11. Reeses pieces. ET
The use of Reese’s Pieces in E.T. essentially launched cinematic product placement into the mainstream.
10. boombox. Say Anything
Imagine the scene of John Cusack standing outside a window holding a boombox above his head. Now, imagine that scene without the boombox.
9. potter’s wheel. Ghost
One single scene transformed the lowly potter’s wheel into an object of foreplay. Forever.
8. hockey mask. Friday the 13th series
The hockey mask has become synonymous with slasher flicks, despite the fact that Jason does not become the antagonist until the second film, and does not begin wearing the mask until the third.
7. Inigo Montoya’s sword. Princess Bride
Inigo Montoya’s father was commissioned Count Rugen, a six-fingered man, to make a sword especially balanced for him. When he later reneged on the price, Montoya refused to sell the sword, and Rugen killed him in front of the ten-year old Inigo. Inigo then spends the next twenty years training with the sword to avenge his father’s death. Thus, as in The Patriot, the object which was pivotal in the need for revenge is also used to carry it out. Also, like Chekhov’s gun, once introduced, it is inevitable that it will be used.
6. Maltese Falcon. Maltese Falcon
It’s “the stuff that dreams are made of.” When it was auctioned in 1994 for $398,500, it was the highest price paid for a movie prop at that point. Check out Adam Savage’s (from Mythbusters) obsessed quest to reproduce the Maltese Falcon from the film.
5. lightsaber. Star Wars
Every little boy wants one, and every lucky man has one. The internet is filled with discussions and arguments over the different types, colors, and details of what is essentially a fictional object. Even the sound it makes is instantly recognizable by an entire generation.
4. ring. Lord of the Rings
It’s the most powerful ring in Middle Earth, and the most recognized ring prop in regular Earth. I wanted one of these for my wedding ring. How come you never see anyone wearing these? Oh… right.
3. bullwhip. Indiana Jones
The manufacture of bullwhips nearly disappeared towards the end of the twentieth century… until Raiders of the Lost Ark was released. Now, the bullwhip, along with a fedora, are the only two objects needed to imply Indiana Jones’ character.
2. leg lamp. A Christmas Story
Oh, look at that! Will you look at that? Isn’t that glorious? It’s… it’s… it’s indescribably beautiful! It reminds me of the Fourth of July! It’s a major award!
1. Delorean. Back to the Future
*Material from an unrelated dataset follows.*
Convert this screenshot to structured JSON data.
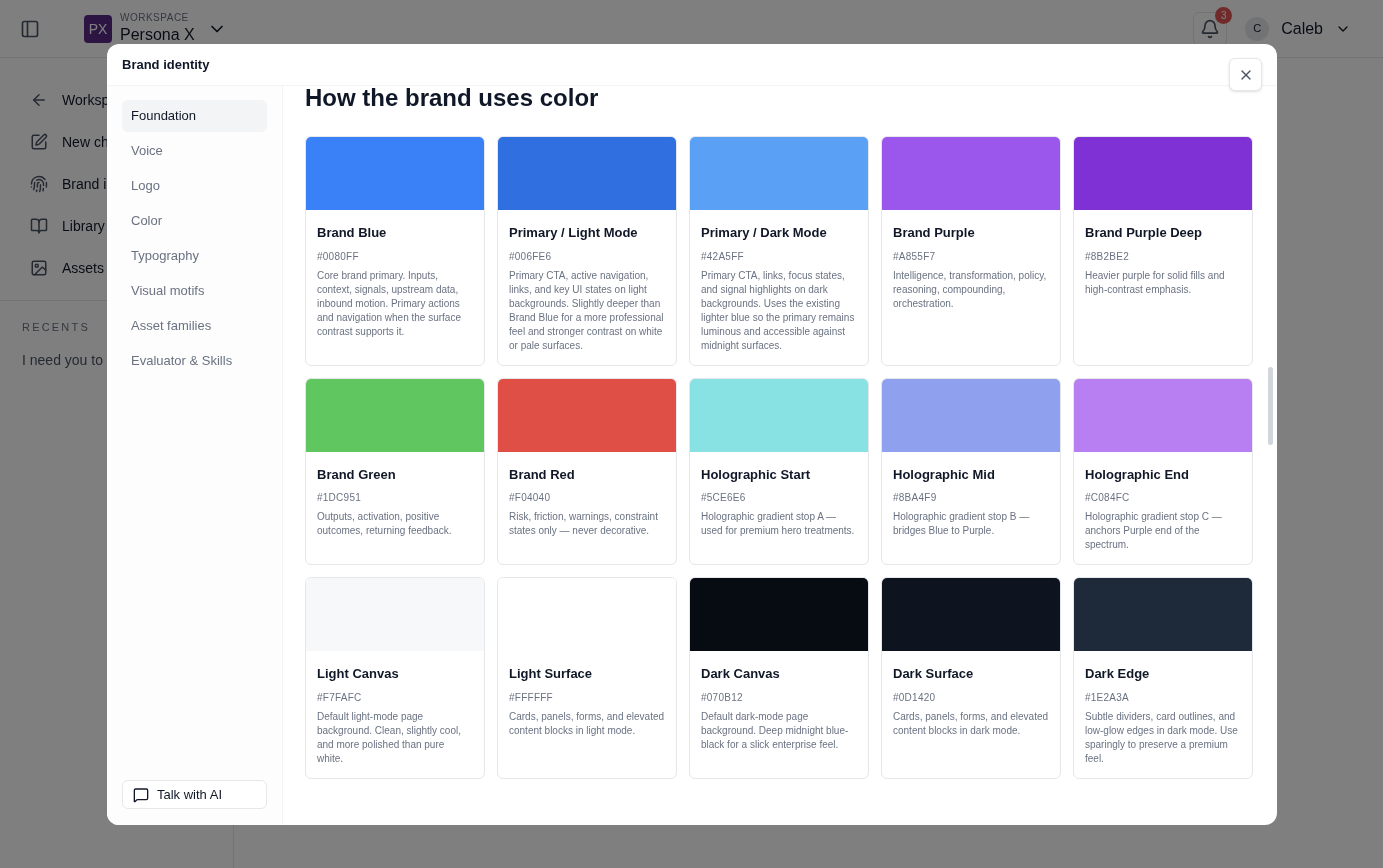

As mentioned in the introduction, this film cemented the idea of a DeLorean as a time machine. Not only that, but I totally want one. Okay, maybe that’s not the best criterion for choosing the most memorable prop in film.
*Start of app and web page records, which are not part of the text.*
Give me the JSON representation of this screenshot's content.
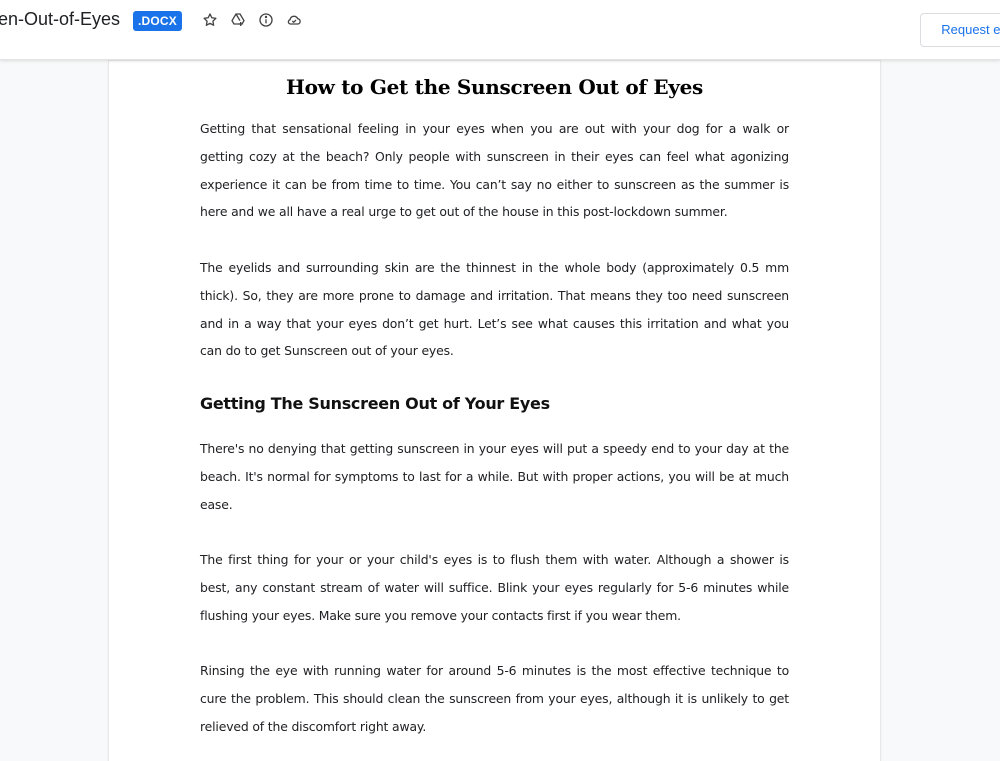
{
  "header": {
    "doc_title": "en-Out-of-Eyes",
    "file_type": ".DOCX",
    "icons": [
      "star-icon",
      "add-to-drive-icon",
      "info-icon",
      "cloud-icon"
    ],
    "request_button": "Request ed"
  },
  "document": {
    "title": "How to Get the Sunscreen Out of Eyes",
    "paragraphs": [
      "Getting that sensational feeling in your eyes when you are out with your dog for a walk or getting cozy at the beach? Only people with sunscreen in their eyes can feel what agonizing experience it can be from time to time. You can’t say no either to sunscreen as the summer is here and we all have a real urge to get out of the house in this post-lockdown summer.",
      "The eyelids and surrounding skin are the thinnest in the whole body (approximately 0.5 mm thick). So, they are more prone to damage and irritation. That means they too need sunscreen and in a way that your eyes don’t get hurt. Let’s see what causes this irritation and what you can do to get Sunscreen out of your eyes."
    ],
    "section_heading": "Getting The Sunscreen Out of Your Eyes",
    "section_paragraphs": [
      "There's no denying that getting sunscreen in your eyes will put a speedy end to your day at the beach. It's normal for symptoms to last for a while. But with proper actions, you will be at much ease.",
      "The first thing for your or your child's eyes is to flush them with water. Although a shower is best, any constant stream of water will suffice. Blink your eyes regularly for 5-6 minutes while flushing your eyes. Make sure you remove your contacts first if you wear them.",
      "Rinsing the eye with running water for around 5-6 minutes is the most effective technique to cure the problem. This should clean the sunscreen from your eyes, although it is unlikely to get relieved of the discomfort right away."
    ]
  },
  "colors": {
    "accent": "#1a73e8",
    "page_bg": "#f8f9fa"
  }
}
What do you think of this list? Agreements? Disagreements? Leave a comment!